[Data records for software interfaces]
* * * * * * *

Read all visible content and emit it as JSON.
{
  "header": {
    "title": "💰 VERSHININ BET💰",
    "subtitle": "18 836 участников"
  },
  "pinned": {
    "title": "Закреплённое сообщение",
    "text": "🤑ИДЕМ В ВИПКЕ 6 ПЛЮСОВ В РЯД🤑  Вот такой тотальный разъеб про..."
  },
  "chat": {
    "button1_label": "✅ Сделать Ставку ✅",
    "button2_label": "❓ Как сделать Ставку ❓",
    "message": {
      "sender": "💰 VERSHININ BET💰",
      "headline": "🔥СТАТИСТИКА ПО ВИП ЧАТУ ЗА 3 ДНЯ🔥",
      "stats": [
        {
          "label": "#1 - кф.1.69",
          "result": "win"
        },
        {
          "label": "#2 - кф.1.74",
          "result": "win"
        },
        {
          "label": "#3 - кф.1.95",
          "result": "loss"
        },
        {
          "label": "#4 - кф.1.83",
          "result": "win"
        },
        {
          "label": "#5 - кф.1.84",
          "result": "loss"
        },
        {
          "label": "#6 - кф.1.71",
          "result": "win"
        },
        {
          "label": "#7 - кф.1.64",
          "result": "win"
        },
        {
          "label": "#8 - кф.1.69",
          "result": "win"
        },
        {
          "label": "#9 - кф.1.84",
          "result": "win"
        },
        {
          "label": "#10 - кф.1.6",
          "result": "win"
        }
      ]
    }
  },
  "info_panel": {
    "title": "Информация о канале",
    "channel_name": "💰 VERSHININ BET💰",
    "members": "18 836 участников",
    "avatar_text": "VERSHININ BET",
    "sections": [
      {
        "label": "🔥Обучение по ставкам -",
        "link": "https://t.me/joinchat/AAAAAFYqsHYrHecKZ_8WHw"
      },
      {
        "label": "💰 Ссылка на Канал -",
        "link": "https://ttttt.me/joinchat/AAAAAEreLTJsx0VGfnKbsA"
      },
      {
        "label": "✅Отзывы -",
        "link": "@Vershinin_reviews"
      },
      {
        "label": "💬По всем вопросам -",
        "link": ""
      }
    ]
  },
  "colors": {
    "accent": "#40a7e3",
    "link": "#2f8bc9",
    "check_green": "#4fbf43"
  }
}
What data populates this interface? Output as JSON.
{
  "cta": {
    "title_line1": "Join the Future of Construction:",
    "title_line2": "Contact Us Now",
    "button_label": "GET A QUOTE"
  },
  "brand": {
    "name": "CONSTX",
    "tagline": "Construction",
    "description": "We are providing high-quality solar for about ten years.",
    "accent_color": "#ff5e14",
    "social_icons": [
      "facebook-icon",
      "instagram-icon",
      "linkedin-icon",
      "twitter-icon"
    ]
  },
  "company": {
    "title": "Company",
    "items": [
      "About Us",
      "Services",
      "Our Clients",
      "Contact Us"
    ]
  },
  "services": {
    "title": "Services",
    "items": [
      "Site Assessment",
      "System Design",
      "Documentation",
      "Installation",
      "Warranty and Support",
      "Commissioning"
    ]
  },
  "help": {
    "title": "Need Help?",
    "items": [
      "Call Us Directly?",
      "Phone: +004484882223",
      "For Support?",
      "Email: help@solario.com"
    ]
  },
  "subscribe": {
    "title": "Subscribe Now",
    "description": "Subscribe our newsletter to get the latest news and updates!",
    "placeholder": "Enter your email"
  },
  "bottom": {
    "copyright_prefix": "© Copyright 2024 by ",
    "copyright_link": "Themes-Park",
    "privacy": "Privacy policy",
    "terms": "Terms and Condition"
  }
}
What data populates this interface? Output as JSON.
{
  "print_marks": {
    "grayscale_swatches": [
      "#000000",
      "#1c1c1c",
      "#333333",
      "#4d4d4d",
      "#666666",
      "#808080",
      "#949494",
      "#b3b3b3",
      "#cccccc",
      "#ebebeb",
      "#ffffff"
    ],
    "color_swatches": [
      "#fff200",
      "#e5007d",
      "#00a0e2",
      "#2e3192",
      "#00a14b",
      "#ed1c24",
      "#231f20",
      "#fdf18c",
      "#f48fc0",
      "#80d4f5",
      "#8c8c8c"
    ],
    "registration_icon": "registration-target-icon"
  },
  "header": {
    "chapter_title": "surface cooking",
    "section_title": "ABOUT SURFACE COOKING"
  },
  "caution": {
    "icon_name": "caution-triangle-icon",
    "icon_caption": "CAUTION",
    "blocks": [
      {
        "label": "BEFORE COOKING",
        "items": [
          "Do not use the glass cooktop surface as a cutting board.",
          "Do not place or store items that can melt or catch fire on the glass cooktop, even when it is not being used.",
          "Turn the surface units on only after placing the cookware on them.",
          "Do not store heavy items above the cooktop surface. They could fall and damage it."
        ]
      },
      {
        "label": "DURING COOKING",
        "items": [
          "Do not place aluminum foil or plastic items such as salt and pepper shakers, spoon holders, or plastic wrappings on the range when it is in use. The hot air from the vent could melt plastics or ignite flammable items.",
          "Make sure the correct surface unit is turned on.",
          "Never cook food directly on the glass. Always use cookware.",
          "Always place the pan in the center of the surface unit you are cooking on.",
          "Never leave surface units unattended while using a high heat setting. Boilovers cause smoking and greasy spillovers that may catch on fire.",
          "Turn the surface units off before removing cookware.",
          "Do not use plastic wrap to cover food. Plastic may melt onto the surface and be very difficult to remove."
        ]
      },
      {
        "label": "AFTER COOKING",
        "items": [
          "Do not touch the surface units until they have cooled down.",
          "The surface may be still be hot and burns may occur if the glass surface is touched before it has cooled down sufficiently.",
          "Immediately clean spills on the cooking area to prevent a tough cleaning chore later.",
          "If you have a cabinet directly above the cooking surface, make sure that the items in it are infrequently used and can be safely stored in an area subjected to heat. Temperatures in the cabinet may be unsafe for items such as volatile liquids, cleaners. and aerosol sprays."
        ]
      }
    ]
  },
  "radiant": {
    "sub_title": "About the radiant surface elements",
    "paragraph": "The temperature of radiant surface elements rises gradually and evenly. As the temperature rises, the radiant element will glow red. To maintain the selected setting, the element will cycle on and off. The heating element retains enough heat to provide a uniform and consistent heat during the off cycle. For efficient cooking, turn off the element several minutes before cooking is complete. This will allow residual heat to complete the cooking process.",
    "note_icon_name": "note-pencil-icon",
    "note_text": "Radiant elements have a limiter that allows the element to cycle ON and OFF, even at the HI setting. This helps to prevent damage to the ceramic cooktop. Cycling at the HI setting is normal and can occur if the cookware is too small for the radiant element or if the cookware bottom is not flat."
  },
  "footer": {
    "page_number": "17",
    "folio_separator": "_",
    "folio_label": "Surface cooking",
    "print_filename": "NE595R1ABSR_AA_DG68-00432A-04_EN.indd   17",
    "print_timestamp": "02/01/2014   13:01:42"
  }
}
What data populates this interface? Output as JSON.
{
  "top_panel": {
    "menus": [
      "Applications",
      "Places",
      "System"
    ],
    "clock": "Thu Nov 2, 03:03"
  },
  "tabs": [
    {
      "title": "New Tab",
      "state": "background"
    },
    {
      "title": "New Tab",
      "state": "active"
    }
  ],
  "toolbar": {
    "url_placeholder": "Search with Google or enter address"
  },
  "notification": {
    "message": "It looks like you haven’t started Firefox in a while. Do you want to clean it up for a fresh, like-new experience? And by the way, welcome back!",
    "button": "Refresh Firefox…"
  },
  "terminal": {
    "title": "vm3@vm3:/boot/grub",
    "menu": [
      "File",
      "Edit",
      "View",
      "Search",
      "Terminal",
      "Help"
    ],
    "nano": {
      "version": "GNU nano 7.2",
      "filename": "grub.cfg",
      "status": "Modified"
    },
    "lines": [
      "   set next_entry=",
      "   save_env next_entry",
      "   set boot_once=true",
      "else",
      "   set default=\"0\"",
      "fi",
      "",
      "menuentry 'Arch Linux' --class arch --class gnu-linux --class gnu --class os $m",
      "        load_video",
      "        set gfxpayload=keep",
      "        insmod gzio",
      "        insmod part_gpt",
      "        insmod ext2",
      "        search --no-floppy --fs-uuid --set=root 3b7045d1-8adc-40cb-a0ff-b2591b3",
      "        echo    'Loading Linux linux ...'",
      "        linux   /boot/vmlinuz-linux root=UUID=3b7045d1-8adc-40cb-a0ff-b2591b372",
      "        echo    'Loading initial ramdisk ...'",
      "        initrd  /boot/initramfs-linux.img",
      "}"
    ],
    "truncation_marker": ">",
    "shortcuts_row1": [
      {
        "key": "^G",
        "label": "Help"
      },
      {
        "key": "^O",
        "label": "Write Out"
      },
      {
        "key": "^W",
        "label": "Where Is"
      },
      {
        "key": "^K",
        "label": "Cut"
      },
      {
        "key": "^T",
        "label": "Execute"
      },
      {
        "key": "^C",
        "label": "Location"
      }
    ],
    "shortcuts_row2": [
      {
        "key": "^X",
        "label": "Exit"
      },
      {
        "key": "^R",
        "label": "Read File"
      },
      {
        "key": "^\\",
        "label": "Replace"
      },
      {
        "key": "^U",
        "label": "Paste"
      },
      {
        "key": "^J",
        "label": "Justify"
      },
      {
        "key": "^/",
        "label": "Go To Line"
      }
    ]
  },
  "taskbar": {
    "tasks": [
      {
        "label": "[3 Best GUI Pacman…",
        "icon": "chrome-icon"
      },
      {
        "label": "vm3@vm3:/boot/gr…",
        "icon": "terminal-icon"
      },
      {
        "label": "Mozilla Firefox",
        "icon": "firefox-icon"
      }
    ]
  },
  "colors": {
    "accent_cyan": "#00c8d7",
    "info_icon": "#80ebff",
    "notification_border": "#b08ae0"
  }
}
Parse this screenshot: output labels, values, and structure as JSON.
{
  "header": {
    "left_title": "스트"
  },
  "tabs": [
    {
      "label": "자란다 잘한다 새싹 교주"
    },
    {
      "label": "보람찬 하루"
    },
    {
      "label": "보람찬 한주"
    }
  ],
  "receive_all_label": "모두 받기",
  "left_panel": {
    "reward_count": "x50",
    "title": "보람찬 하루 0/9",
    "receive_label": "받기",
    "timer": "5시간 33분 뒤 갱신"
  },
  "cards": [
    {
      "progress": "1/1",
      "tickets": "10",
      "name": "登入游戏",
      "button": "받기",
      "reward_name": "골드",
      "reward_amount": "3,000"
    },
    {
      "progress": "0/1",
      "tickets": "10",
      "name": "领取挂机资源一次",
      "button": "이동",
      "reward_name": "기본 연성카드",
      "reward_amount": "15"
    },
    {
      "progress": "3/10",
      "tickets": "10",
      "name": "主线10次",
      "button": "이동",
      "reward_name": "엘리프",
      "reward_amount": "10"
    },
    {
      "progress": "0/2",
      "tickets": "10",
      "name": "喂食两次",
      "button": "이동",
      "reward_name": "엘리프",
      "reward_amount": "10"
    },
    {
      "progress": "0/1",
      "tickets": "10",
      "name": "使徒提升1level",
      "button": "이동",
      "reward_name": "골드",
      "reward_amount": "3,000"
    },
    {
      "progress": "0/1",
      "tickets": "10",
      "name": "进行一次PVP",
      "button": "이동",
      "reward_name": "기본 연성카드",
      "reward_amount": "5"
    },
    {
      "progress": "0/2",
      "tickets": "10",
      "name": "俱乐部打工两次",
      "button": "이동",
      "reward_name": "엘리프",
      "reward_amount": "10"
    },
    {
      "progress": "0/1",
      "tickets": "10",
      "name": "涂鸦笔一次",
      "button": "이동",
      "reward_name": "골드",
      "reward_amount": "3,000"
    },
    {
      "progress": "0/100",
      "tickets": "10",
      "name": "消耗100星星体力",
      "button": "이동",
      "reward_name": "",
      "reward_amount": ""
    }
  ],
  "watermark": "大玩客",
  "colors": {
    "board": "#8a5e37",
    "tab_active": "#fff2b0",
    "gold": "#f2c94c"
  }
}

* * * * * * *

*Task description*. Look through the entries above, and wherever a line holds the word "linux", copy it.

*Solution*.
      "menuentry 'Arch Linux' --class arch --class gnu-linux --class gnu --class os $m",
      "        echo    'Loading Linux linux ...'",
      "        linux   /boot/vmlinuz-linux root=UUID=3b7045d1-8adc-40cb-a0ff-b2591b372",
      "        initrd  /boot/initramfs-linux.img",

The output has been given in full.